A coordinated simulation to test how well the United States' and United Kingdom's government agencies and financial centers in London and New York communicate in the event of a cyberattack on the financial sector will take place this month, officials stated today.
The joint exercise is the result of a set of agreements for cybersecurity cooperation laid out by President Obama and U.K. Prime Minister David Cameron in January.
Dubbed Operation Resilient Shield, the simulation will be coordinated by US-CERT and its British counterpart CERT-UK. The Bank of England -- which recently announced plans to increase its cybersecurity funding -- will also be involved in planning the simulation. Other banks participating in the exercise have yet to be determined, but the U.S. Treasury and the British finance ministry will take part.
The simulation will focus more on weaknesses in information sharing and incident response procedures than weaknesses in the banking systems themselves. As a representative for CERT-UK told Reuters, "There will be no testing of cash machines coming down, banks coming down or anything like that."
The exercise this month is part of the countries' collaborative effort to harden security of critical infrastructure.

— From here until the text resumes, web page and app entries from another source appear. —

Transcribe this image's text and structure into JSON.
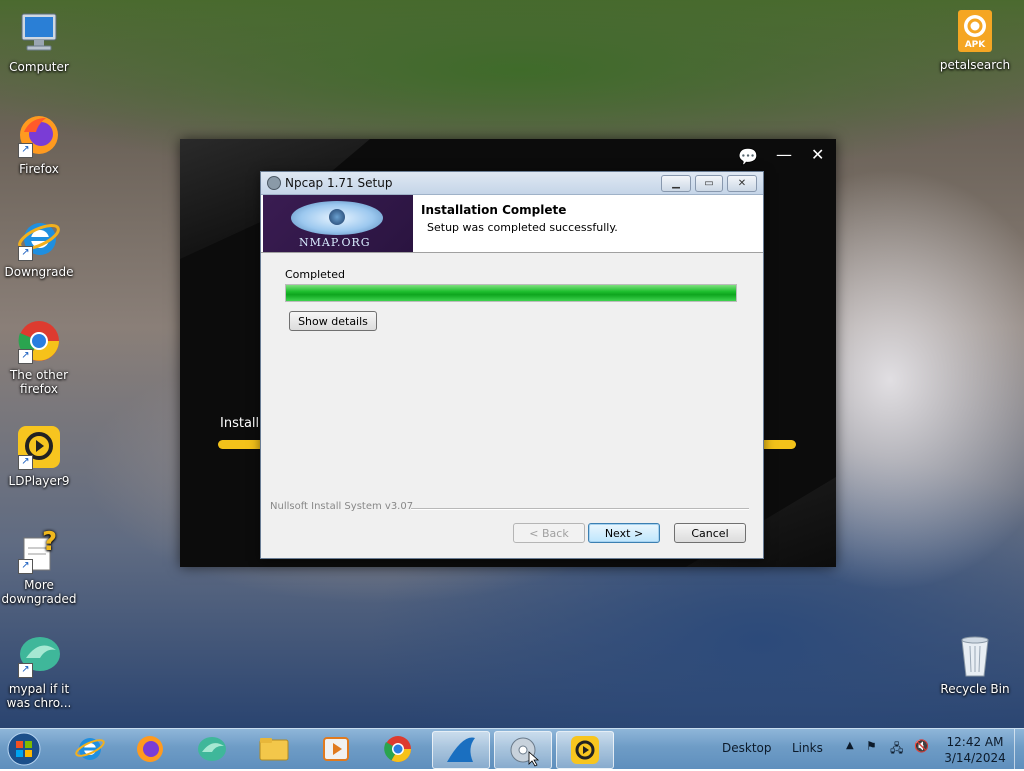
{
  "desktop": {
    "icons_left": [
      {
        "label": "Computer",
        "icon": "computer-icon"
      },
      {
        "label": "Firefox",
        "icon": "firefox-icon"
      },
      {
        "label": "Downgrade",
        "icon": "internet-explorer-icon"
      },
      {
        "label": "The other firefox",
        "icon": "chrome-icon"
      },
      {
        "label": "LDPlayer9",
        "icon": "ldplayer-icon"
      },
      {
        "label": "More downgraded",
        "icon": "help-document-icon"
      },
      {
        "label": "mypal if it was chro...",
        "icon": "mypal-icon"
      }
    ],
    "icons_right": [
      {
        "label": "petalsearch",
        "icon": "apk-icon",
        "badge": "APK"
      },
      {
        "label": "Recycle Bin",
        "icon": "recycle-bin-icon"
      }
    ]
  },
  "background_installer": {
    "status_text": "Installin",
    "progress_color": "#f3c21a"
  },
  "dialog": {
    "title": "Npcap 1.71 Setup",
    "logo_text": "NMAP.ORG",
    "header_title": "Installation Complete",
    "header_subtitle": "Setup was completed successfully.",
    "progress_label": "Completed",
    "progress": 1.0,
    "show_details_label": "Show details",
    "branding": "Nullsoft Install System v3.07",
    "back_label": "< Back",
    "next_label": "Next >",
    "cancel_label": "Cancel"
  },
  "taskbar": {
    "desktop_label": "Desktop",
    "links_label": "Links",
    "time": "12:42 AM",
    "date": "3/14/2024"
  },
  "colors": {
    "progress_green": "#1fbf2f",
    "taskbar": "#6e9cc6"
  }
}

The agreement laid out between President Obama and Prime Minister Cameron also included plans regarding better cooperation on cyber defense -- for example, more partnerships between the countries' law enforcement and intelligence agencies, like UK's GCHQ and MI5 and the U.S.'s NSA and FBI. The pact further plans more investment in academic research on cybersecurity, including joint support for a new Fulbright Cyber Security Award and a Cambridge vs. Cambridge infosec contest between the University of Cambridge and the Massachusetts Institute of Technology.